We managed to reach the landing stage at the lake Teusajaure in time, wound up the signal for the boat (a white plastic jerry can) and waited. At least we were glad that the hut Teusajaure was in sight.
I felt disappointed and frustrated. It was the first hiking tour in Sweden for Katrin and Andi. What would happen if the weather would stay like that? And the muddy trails? And the mosquito clouds? Would we continue or abandon the tour? What would they think about hiking in Lapland? Would they ever come again …?
Soon we could see the boat leaving the other side of the lake. Minutes later it arrived. We put the backpacks onboard, jumped in, put on live wests and soon brought across the lake.
On the other side we unpacked the wet trunks and the stugvärd – the mountain-lodge keeper – gave us four beds to sleep. While Annika and I had hiked in Sweden many times it was brand new to Katrin and Andi and felt like a culture shock:
No electricity, no water tap and no water toilet neither! Instead of that: candles, a wood fired oven, two gas cookers and some buckets with water – partly fresh, partly used. And the earth closet somewhere out in the dusk. Again I felt a bit guilty that I persuaded Katrin and Andi into that Kungsleden hike.
Anyway the first tour day that was long away from being ideal came to a nice end: We had pasta, fresh chanterelle mushrooms and sour cream with us for the first day and therefore could enjoy a dinner far above standard. Now we only hoped for the rain to stop. It didn’t take long until we went to bed and soon we all slept.
What do you do if you don’t want to get a motor boat lift? You row by yourself. That’s round 1 km one way.
There are three rowing boats total. If you have two boats on your side, you’re lucky: Just take the boat and row across the lake.

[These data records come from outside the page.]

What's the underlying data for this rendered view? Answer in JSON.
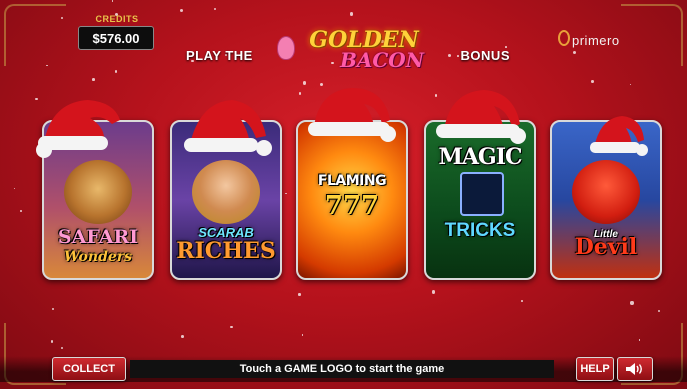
{
  "credits": {
    "label": "CREDITS",
    "value": "$576.00"
  },
  "banner": {
    "prefix": "PLAY THE",
    "logo_word_1": "GOLDEN",
    "logo_word_2": "BACON",
    "suffix": "BONUS"
  },
  "brand": {
    "name": "primero"
  },
  "games": [
    {
      "id": "safari-wonders",
      "title_line_1": "SAFARI",
      "title_line_2": "Wonders"
    },
    {
      "id": "scarab-riches",
      "title_line_1": "SCARAB",
      "title_line_2": "RICHES"
    },
    {
      "id": "flaming-7",
      "title_line_1": "FLAMING",
      "title_line_2": "777"
    },
    {
      "id": "magic-tricks",
      "title_line_1": "MAGIC",
      "title_line_2": "TRICKS"
    },
    {
      "id": "little-devil",
      "title_line_1": "Little",
      "title_line_2": "Devil"
    }
  ],
  "bottom": {
    "collect_label": "COLLECT",
    "message": "Touch a GAME LOGO to start the game",
    "help_label": "HELP",
    "sound_icon": "speaker-volume-icon"
  },
  "colors": {
    "background_red": "#b5121c",
    "accent_gold": "#e8c34a",
    "button_red": "#cf2a30"
  }
}
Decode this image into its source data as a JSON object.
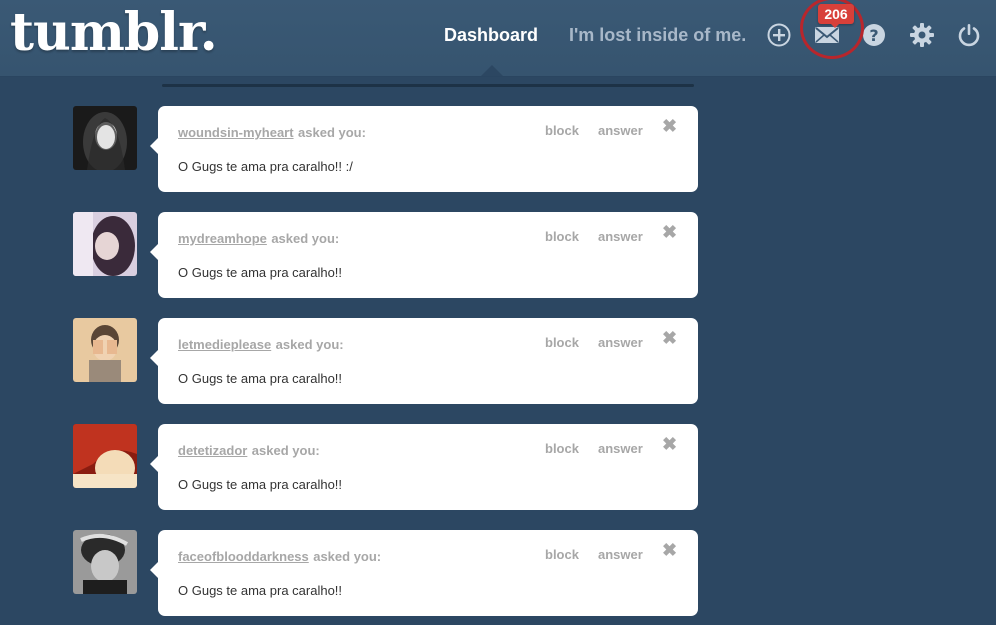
{
  "header": {
    "logo": "tumblr.",
    "nav": {
      "dashboard": "Dashboard",
      "blog": "I'm lost inside of me."
    },
    "icons": [
      "plus-circle-icon",
      "mail-icon",
      "help-icon",
      "gear-icon",
      "power-icon"
    ],
    "inbox_count": "206",
    "badge_color": "#d8403a",
    "highlight_color": "#b8262c"
  },
  "colors": {
    "background": "#2c4762",
    "card": "#ffffff",
    "muted_text": "#a7a7a7"
  },
  "posts": [
    {
      "asker": "woundsin-myheart",
      "asked_label": "asked you:",
      "question": "O Gugs te ama pra caralho!! :/",
      "block_label": "block",
      "answer_label": "answer",
      "close_label": "✖"
    },
    {
      "asker": "mydreamhope",
      "asked_label": "asked you:",
      "question": "O Gugs te ama pra caralho!!",
      "block_label": "block",
      "answer_label": "answer",
      "close_label": "✖"
    },
    {
      "asker": "letmedieplease",
      "asked_label": "asked you:",
      "question": "O Gugs te ama pra caralho!!",
      "block_label": "block",
      "answer_label": "answer",
      "close_label": "✖"
    },
    {
      "asker": "detetizador",
      "asked_label": "asked you:",
      "question": "O Gugs te ama pra caralho!!",
      "block_label": "block",
      "answer_label": "answer",
      "close_label": "✖"
    },
    {
      "asker": "faceofblooddarkness",
      "asked_label": "asked you:",
      "question": "O Gugs te ama pra caralho!!",
      "block_label": "block",
      "answer_label": "answer",
      "close_label": "✖"
    }
  ]
}
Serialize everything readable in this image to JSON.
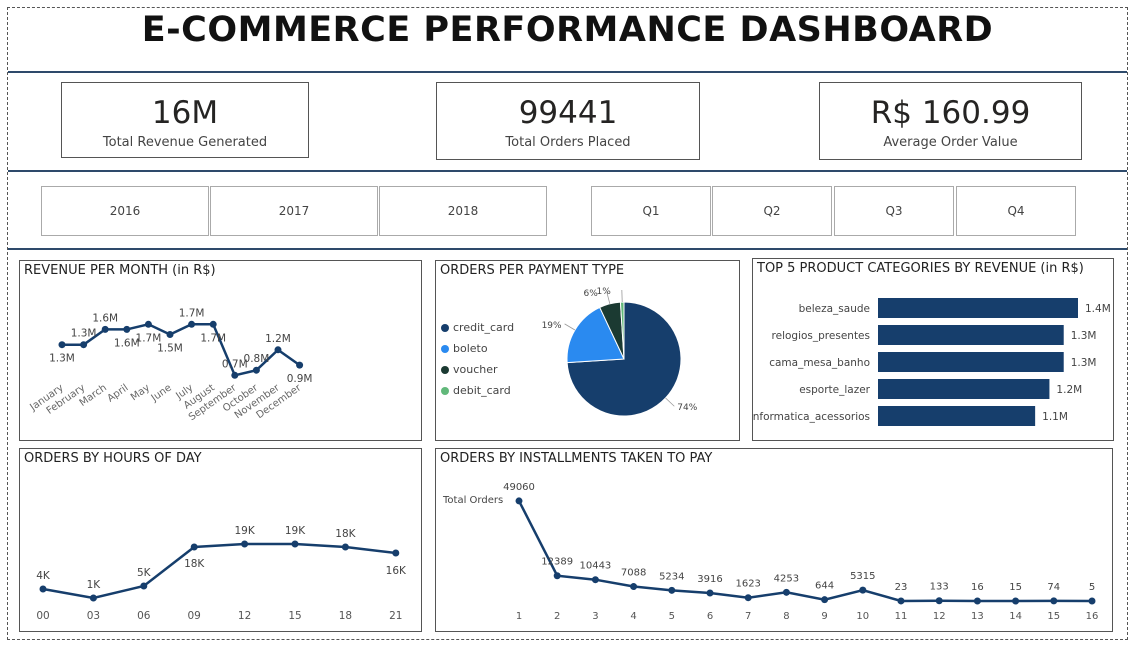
{
  "title": "E-COMMERCE PERFORMANCE DASHBOARD",
  "kpis": [
    {
      "value": "16M",
      "label": "Total Revenue Generated"
    },
    {
      "value": "99441",
      "label": "Total Orders Placed"
    },
    {
      "value": "R$ 160.99",
      "label": "Average Order Value"
    }
  ],
  "slicers": {
    "years": [
      "2016",
      "2017",
      "2018"
    ],
    "quarters": [
      "Q1",
      "Q2",
      "Q3",
      "Q4"
    ]
  },
  "colors": {
    "navy": "#163e6c",
    "blue": "#2a8af0",
    "darkgreen": "#1b3a32",
    "green": "#61b87a",
    "grid": "#e6e6e6"
  },
  "chart_data": [
    {
      "type": "line",
      "title": "REVENUE PER MONTH (in R$)",
      "categories": [
        "January",
        "February",
        "March",
        "April",
        "May",
        "June",
        "July",
        "August",
        "September",
        "October",
        "November",
        "December"
      ],
      "values": [
        1.3,
        1.3,
        1.6,
        1.6,
        1.7,
        1.5,
        1.7,
        1.7,
        0.7,
        0.8,
        1.2,
        0.9
      ],
      "labels": [
        "1.3M",
        "1.3M",
        "1.6M",
        "1.6M",
        "1.7M",
        "1.5M",
        "1.7M",
        "1.7M",
        "0.7M",
        "0.8M",
        "1.2M",
        "0.9M"
      ],
      "label_pos": [
        "below",
        "above",
        "above",
        "below",
        "below",
        "below",
        "above",
        "below",
        "above",
        "above",
        "above",
        "below"
      ]
    },
    {
      "type": "pie",
      "title": "ORDERS PER PAYMENT TYPE",
      "categories": [
        "credit_card",
        "boleto",
        "voucher",
        "debit_card"
      ],
      "values": [
        74,
        19,
        6,
        1
      ],
      "labels": [
        "74%",
        "19%",
        "6%",
        "1%"
      ]
    },
    {
      "type": "bar",
      "orientation": "horizontal",
      "title": "TOP 5 PRODUCT CATEGORIES BY REVENUE (in R$)",
      "categories": [
        "beleza_saude",
        "relogios_presentes",
        "cama_mesa_banho",
        "esporte_lazer",
        "informatica_acessorios"
      ],
      "values": [
        1.4,
        1.3,
        1.3,
        1.2,
        1.1
      ],
      "labels": [
        "1.4M",
        "1.3M",
        "1.3M",
        "1.2M",
        "1.1M"
      ]
    },
    {
      "type": "line",
      "title": "ORDERS BY HOURS OF DAY",
      "categories": [
        "00",
        "03",
        "06",
        "09",
        "12",
        "15",
        "18",
        "21"
      ],
      "values": [
        4,
        1,
        5,
        18,
        19,
        19,
        18,
        16
      ],
      "labels": [
        "4K",
        "1K",
        "5K",
        "18K",
        "19K",
        "19K",
        "18K",
        "16K"
      ]
    },
    {
      "type": "line",
      "title": "ORDERS BY INSTALLMENTS TAKEN TO PAY",
      "ylabel": "Total Orders",
      "categories": [
        "1",
        "2",
        "3",
        "4",
        "5",
        "6",
        "7",
        "8",
        "9",
        "10",
        "11",
        "12",
        "13",
        "14",
        "15",
        "16"
      ],
      "values": [
        49060,
        12389,
        10443,
        7088,
        5234,
        3916,
        1623,
        4253,
        644,
        5315,
        23,
        133,
        16,
        15,
        74,
        5
      ],
      "labels": [
        "49060",
        "12389",
        "10443",
        "7088",
        "5234",
        "3916",
        "1623",
        "4253",
        "644",
        "5315",
        "23",
        "133",
        "16",
        "15",
        "74",
        "5"
      ]
    }
  ]
}
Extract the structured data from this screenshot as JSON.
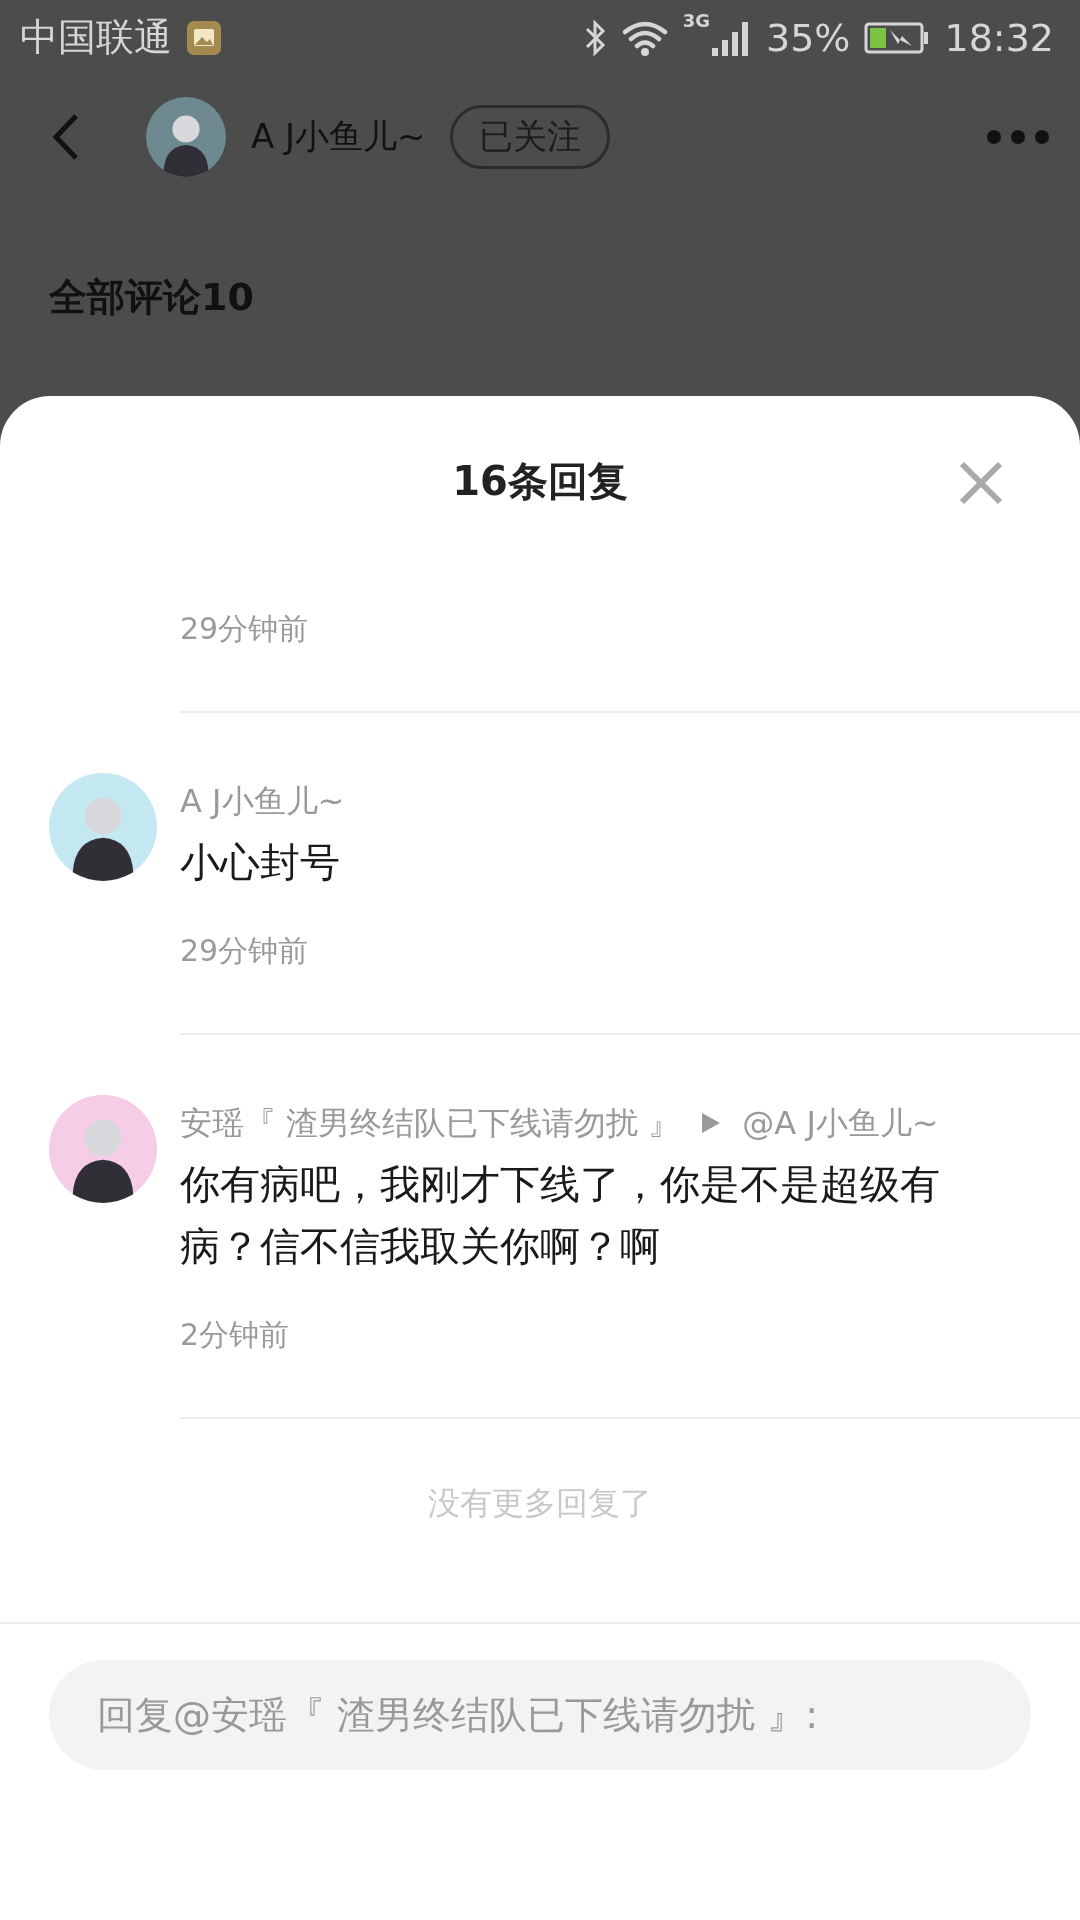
{
  "status_bar": {
    "carrier": "中国联通",
    "network": "3G",
    "battery": "35%",
    "time": "18:32"
  },
  "header": {
    "author": "A J小鱼儿~",
    "follow": "已关注",
    "followed": true
  },
  "comments_heading": "全部评论10",
  "sheet": {
    "title": "16条回复",
    "replies": [
      {
        "time": "29分钟前"
      },
      {
        "author": "A J小鱼儿~",
        "color": "#c4e8f2",
        "text": "小心封号",
        "time": "29分钟前"
      },
      {
        "author": "安瑶『 渣男终结队已下线请勿扰 』",
        "reply_to": "@A J小鱼儿~",
        "color": "#f5cde6",
        "text": "你有病吧，我刚才下线了，你是不是超级有病？信不信我取关你啊？啊",
        "time": "2分钟前"
      }
    ],
    "end_note": "没有更多回复了",
    "input": {
      "placeholder": "回复@安瑶『 渣男终结队已下线请勿扰 』:"
    }
  }
}
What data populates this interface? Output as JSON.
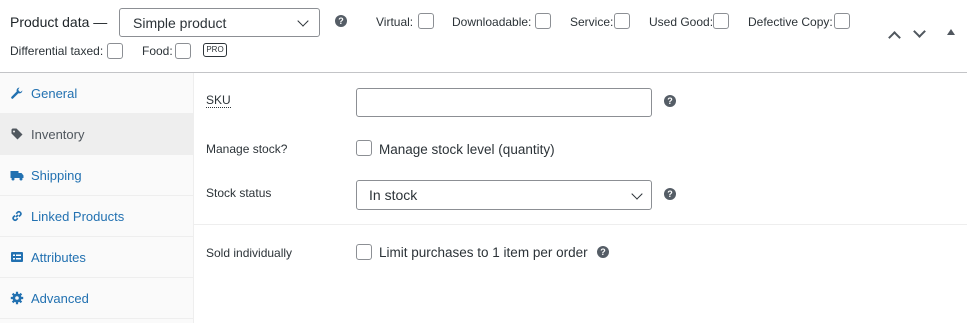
{
  "header": {
    "title": "Product data —",
    "product_type": "Simple product",
    "options": [
      {
        "label": "Virtual:",
        "checked": false
      },
      {
        "label": "Downloadable:",
        "checked": false
      },
      {
        "label": "Service:",
        "checked": false
      },
      {
        "label": "Used Good:",
        "checked": false
      },
      {
        "label": "Defective Copy:",
        "checked": false
      },
      {
        "label": "Differential taxed:",
        "checked": false
      },
      {
        "label": "Food:",
        "checked": false
      }
    ],
    "pro_badge": "PRO",
    "help_glyph": "?"
  },
  "sidebar": {
    "items": [
      {
        "label": "General",
        "icon": "wrench-icon",
        "active": false
      },
      {
        "label": "Inventory",
        "icon": "tag-icon",
        "active": true
      },
      {
        "label": "Shipping",
        "icon": "truck-icon",
        "active": false
      },
      {
        "label": "Linked Products",
        "icon": "link-icon",
        "active": false
      },
      {
        "label": "Attributes",
        "icon": "list-icon",
        "active": false
      },
      {
        "label": "Advanced",
        "icon": "gear-icon",
        "active": false
      }
    ]
  },
  "inventory": {
    "sku_label": "SKU",
    "sku_value": "",
    "manage_stock_label": "Manage stock?",
    "manage_stock_checkbox_label": "Manage stock level (quantity)",
    "manage_stock_checked": false,
    "stock_status_label": "Stock status",
    "stock_status_value": "In stock",
    "sold_individually_label": "Sold individually",
    "sold_individually_checkbox_label": "Limit purchases to 1 item per order",
    "sold_individually_checked": false
  },
  "colors": {
    "link": "#2271b1",
    "border": "#8c8f94",
    "active_tab_bg": "#eeeeee"
  }
}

If you have only one boat on your side, you have to row three times: First you take the boat and cross the lake. Then you row back with the same boat and a second boat in tow. Then you leave that second boat and row again a third time. So it’s ensured that there’s always at least one boat on each side.